Bills quarterback Josh Allen was “super frustrated” about his status as one of 77 NFL players with a false positive COVID-19 test this week, which forced him to miss Wednesday’s practice.
He said, via the Rochester Democrat and Chronicle, that he was startled by the 6 a.m. phone call informing him of the positive test (“it’s nothing you want to hear”) and that he’s concerned that something like this might happen on a Saturday, forcing him to miss an actual game even if he’s careful and not symptomatic.
“It sucks that I was kind of the guinea pig and whatnot, and part of that process, but I’m glad it wasn’t then, I’m glad it was now and we’re able to kind of move past it,” he said.
It does suck. It sucked for the Bills, who had to rework their practice schedule. It sucked for the Browns, who, according to our Albert Breer, had to cancel a padded practice and switch some of their meetings to virtual gatherings out of concern that an outbreak was real. It sucked for the families of the players who, in a brief moment of panic, had to confront the reality of fighting a disease that has claimed more than 175,000 lives in our country this year alone.
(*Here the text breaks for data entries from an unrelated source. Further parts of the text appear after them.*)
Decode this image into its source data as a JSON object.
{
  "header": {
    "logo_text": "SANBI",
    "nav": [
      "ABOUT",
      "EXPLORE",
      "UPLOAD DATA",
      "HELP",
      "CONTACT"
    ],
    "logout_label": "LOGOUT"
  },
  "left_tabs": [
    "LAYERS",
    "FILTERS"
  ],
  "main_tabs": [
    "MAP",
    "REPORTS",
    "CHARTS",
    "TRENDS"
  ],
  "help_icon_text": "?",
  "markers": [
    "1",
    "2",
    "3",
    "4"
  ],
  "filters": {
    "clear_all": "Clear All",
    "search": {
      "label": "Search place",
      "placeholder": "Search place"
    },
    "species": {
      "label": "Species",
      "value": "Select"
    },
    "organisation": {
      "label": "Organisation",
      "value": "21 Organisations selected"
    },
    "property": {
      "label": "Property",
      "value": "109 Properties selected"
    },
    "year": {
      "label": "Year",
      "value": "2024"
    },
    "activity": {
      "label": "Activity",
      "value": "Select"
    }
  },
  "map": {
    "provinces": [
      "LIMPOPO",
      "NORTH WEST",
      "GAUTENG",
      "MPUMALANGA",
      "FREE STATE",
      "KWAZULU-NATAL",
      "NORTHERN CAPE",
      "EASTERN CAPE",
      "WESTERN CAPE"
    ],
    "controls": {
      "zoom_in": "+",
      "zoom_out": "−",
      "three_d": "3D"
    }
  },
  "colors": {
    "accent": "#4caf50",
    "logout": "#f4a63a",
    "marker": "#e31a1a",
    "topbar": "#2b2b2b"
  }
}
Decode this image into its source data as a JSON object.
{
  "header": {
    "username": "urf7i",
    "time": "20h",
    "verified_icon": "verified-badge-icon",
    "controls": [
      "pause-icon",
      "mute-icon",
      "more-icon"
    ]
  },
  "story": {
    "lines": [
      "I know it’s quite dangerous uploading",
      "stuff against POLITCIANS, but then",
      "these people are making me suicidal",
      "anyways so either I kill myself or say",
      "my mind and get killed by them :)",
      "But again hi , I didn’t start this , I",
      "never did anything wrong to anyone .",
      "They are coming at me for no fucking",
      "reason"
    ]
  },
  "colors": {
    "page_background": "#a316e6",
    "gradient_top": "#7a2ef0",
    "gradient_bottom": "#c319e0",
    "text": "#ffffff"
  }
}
But then I reached out to a friend of mine preparing to teach middle schoolers in western New Jersey to ask how often they receive a COVID-19 test. They don’t and probably never will, instead getting just a piece of paper that asks a few vague questions about potential symptoms. Hand sanitizing stations are on backorder and probably won’t be there in time for the first day. The school hasn’t spaced out the desks yet. A nurse friend of mine in Tennessee, where cases are more active than they are here in the Northeast, won’t get tested until symptomatic or if directly exposed to someone who has an active case. An OBGYN friend of mine, who works delivering babies during the pandemic, said that if they’re really concerned about the virus they can secure their own testing from home.
The point I’m trying to make: That sucks. Not getting tested at all. Ambling through a crowd at CityMD to get a coronavirus test and not getting results back for two weeks, rendering the sometimes expensive procedure completely meaningless by the time it arrives because, in the span of two weeks, the test-taker could have contracted the disease thousands of times. Facing a classroom full of kids, some unconcerned or ambivalent about the pandemic, without any type of ventilation and no uniform standards for protective equipment. Navigating a chaotic hospital weighed down not only by your own fear, but the overwhelming concern that you could transfer the virus to an at-risk patient, or to your family once you get home. Again, that sucks.
I’m not trying to scold Josh Allen here. My goal is to draw attention to the fact that while NFL players are taking a tremendous risk in playing out the season during a pandemic, they are also incredibly fortunate to have a robust testing protocol that can get them mostly definitive answers or, at the worst, a second opinion in the matter of 24 hours. We shouldn’t begin demonizing a process that is still in its infancy where mistakes will be made. Especially as it’s a process that is also largely unavailable to the rest of the civilized world.
I get it. Unlike doctors or nurses or teachers, football players can’t really perform the main aspect of their job with personal protective equipment—I can’t imagine running a full-speed “go” route with a mask on when I sweat bullets hauling the laundry up the stairs—which makes the testing necessary for guys who plan on sweating and breathing all over one another during full-speed practices and, eventually, games. They opted into a season without a ton of information after a breakneck haggling period with the NFL over the timeline. That all sucks.
But what would really suck is not having any of it at all. And that’s the view from where most of us are sitting.